[xxx] The Transfer of Power 1942-7, Vol. VI The Post-War Phase: New Moves by the Labour Government 1 August 1945-22 March 1946, by Nicholas Mansergh and Penderel Moon, Her Majesty’s Stationery Office, London, 1976, pp 542-3

[xxxi] The Transfer of Power 1942-7, Vol. VI The Post-War Phase: New Moves by the Labour Government 1 August 1945-22 March 1946, by Nicholas Mansergh and Penderel Moon, Her Majesty’s Stationery Office, London, 1976, p 543

[xxxii] Wavell The Viceroy’s Journal, Edited by Penderel Moon, Oxford University Press, Delhi, 1977, p 197.

[xxxiii] The Transfer of Power 1942-7, Vol. VI The Post-War Phase: New Moves by the Labour Government 1 August 1945-22 March 1946, by Nicholas Mansergh and Penderel Moon, Her Majesty’s Stationery Office, London, 1976, pp 673-4.

[xxxiv] The Forgotten Army: India’s Armed Struggle for Independence 1942-45, Peter Ward Fay, The University of Michigan Press, Michigan, Ann Arbor, US, First Paperback Edition 1995, p 453 and reference therein.

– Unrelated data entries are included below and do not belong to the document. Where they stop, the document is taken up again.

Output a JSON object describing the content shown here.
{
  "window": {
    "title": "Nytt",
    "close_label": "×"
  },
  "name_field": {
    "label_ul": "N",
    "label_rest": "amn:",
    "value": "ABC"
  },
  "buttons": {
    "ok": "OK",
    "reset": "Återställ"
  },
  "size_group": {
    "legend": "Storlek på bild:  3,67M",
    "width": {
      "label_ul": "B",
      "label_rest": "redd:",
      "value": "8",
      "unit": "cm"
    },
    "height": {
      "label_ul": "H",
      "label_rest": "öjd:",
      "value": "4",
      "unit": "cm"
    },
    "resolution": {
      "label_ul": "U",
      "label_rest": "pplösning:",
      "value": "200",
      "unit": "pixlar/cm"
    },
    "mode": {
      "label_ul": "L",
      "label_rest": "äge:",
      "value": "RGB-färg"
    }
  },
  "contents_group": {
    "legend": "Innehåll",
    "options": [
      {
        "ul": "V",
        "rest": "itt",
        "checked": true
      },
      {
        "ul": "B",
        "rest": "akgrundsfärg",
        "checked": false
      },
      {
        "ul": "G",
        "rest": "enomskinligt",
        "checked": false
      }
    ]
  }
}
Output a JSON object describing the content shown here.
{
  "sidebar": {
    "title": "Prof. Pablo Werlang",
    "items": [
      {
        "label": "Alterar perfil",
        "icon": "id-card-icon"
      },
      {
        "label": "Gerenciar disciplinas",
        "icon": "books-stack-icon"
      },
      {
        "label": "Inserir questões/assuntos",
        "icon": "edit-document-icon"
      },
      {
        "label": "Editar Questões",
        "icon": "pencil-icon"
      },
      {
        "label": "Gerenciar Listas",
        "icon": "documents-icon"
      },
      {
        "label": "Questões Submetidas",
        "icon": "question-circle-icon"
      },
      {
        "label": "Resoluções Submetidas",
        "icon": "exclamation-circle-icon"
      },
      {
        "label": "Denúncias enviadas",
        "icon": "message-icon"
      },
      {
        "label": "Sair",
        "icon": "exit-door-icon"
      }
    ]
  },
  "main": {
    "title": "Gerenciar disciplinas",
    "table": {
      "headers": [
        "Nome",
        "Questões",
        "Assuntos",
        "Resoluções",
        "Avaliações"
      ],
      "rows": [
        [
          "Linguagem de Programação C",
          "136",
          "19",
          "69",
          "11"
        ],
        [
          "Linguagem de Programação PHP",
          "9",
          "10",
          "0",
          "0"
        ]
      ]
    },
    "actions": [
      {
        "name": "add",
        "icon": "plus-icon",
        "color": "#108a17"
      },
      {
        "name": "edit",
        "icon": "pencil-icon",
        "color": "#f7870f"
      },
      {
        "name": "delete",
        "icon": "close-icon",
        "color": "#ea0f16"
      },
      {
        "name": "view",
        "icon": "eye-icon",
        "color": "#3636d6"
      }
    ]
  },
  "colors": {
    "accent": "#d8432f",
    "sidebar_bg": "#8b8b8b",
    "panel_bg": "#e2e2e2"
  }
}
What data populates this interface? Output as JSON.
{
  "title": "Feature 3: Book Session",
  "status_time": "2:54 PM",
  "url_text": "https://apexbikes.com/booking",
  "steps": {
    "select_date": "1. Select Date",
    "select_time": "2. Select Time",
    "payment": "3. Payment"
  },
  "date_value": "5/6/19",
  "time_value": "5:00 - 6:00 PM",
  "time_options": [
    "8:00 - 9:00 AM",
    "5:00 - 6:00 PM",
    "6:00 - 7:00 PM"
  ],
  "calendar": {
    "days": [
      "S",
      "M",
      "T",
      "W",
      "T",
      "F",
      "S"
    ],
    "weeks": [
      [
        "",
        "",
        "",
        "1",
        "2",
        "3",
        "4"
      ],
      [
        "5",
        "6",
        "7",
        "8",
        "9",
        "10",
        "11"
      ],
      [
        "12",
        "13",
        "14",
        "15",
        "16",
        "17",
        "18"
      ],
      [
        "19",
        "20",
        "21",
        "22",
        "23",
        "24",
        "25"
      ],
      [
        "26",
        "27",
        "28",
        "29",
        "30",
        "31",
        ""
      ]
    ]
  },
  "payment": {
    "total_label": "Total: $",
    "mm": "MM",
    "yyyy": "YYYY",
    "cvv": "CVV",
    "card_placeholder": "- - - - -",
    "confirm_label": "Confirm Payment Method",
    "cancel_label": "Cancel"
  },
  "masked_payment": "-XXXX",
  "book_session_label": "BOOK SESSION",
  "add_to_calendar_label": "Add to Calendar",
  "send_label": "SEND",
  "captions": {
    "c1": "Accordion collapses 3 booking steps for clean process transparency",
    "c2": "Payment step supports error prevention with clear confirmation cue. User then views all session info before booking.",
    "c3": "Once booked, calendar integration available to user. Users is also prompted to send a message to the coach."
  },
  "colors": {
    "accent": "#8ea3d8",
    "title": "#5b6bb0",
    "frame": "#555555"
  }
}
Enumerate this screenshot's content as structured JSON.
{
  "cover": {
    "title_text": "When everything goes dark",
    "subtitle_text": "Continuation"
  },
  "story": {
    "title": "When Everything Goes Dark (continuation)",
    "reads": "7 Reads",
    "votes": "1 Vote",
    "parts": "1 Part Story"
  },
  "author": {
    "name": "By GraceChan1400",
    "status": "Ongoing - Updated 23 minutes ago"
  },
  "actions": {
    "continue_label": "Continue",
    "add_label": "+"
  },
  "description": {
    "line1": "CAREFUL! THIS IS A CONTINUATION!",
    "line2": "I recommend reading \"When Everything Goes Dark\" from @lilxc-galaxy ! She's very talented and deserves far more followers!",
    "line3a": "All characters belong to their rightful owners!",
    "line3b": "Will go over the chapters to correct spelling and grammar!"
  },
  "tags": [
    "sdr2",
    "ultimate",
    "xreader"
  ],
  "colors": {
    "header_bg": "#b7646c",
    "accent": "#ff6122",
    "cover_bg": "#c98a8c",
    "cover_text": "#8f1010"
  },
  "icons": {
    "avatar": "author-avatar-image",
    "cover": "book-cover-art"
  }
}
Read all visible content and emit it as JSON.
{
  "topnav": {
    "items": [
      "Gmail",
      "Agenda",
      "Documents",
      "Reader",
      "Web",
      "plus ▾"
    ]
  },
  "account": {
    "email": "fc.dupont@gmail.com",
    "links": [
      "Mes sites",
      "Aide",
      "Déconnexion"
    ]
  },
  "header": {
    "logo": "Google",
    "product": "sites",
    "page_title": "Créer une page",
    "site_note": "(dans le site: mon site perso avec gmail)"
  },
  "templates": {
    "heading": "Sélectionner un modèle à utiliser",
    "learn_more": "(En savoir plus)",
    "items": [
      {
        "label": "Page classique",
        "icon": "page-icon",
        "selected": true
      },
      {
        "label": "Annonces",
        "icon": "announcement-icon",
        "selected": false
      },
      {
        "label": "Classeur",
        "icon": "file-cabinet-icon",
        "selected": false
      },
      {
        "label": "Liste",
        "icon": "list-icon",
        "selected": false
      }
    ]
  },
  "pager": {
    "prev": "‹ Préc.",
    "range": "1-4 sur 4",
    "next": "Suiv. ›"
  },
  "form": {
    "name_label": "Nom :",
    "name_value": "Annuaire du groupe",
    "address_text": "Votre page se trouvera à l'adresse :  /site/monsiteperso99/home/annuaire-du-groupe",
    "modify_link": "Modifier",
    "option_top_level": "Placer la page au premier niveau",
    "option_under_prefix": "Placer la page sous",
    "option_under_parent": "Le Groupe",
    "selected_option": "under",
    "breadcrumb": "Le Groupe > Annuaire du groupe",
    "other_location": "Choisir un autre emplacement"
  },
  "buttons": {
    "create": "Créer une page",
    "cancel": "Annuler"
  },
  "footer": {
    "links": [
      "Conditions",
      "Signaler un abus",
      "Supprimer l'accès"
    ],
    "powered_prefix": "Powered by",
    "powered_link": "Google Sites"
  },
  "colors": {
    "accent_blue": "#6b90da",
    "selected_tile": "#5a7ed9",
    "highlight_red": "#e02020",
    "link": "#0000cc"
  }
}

[xxxv] History of Freedom Movements in India, Volume III, R C Majumdar, Firma K.L. Mukhopadhyay, Calcutta, 1962, p. 667.

[xxxvi] History of Freedom Movements in India, Volume III, R C Majumdar, Firma K.L. Mukhopadhyay, Calcutta, 1962, p. 667.

[xxxvii] The Transfer of Power 1942-7, Vol. VI The Post-War Phase: New Moves by the Labour Government 1 August 1945-22 March 1946, by Nicholas Mansergh and Penderel Moon, Her Majesty’s Stationery Office, London, 1976, p 450-2.

[xxxviii] The Springing Tiger; A Study of A Revolutionary, Huge Toye, Jaico Publishing House, Bombay, 1978, p. 179.

[xxxix] Subhas Chandra Bose, The Indian National Army, and The War of India’s Liberation, Ranjan Borra, Journal of Historical Review, Vol. 20 (2001), No. 1, reference 46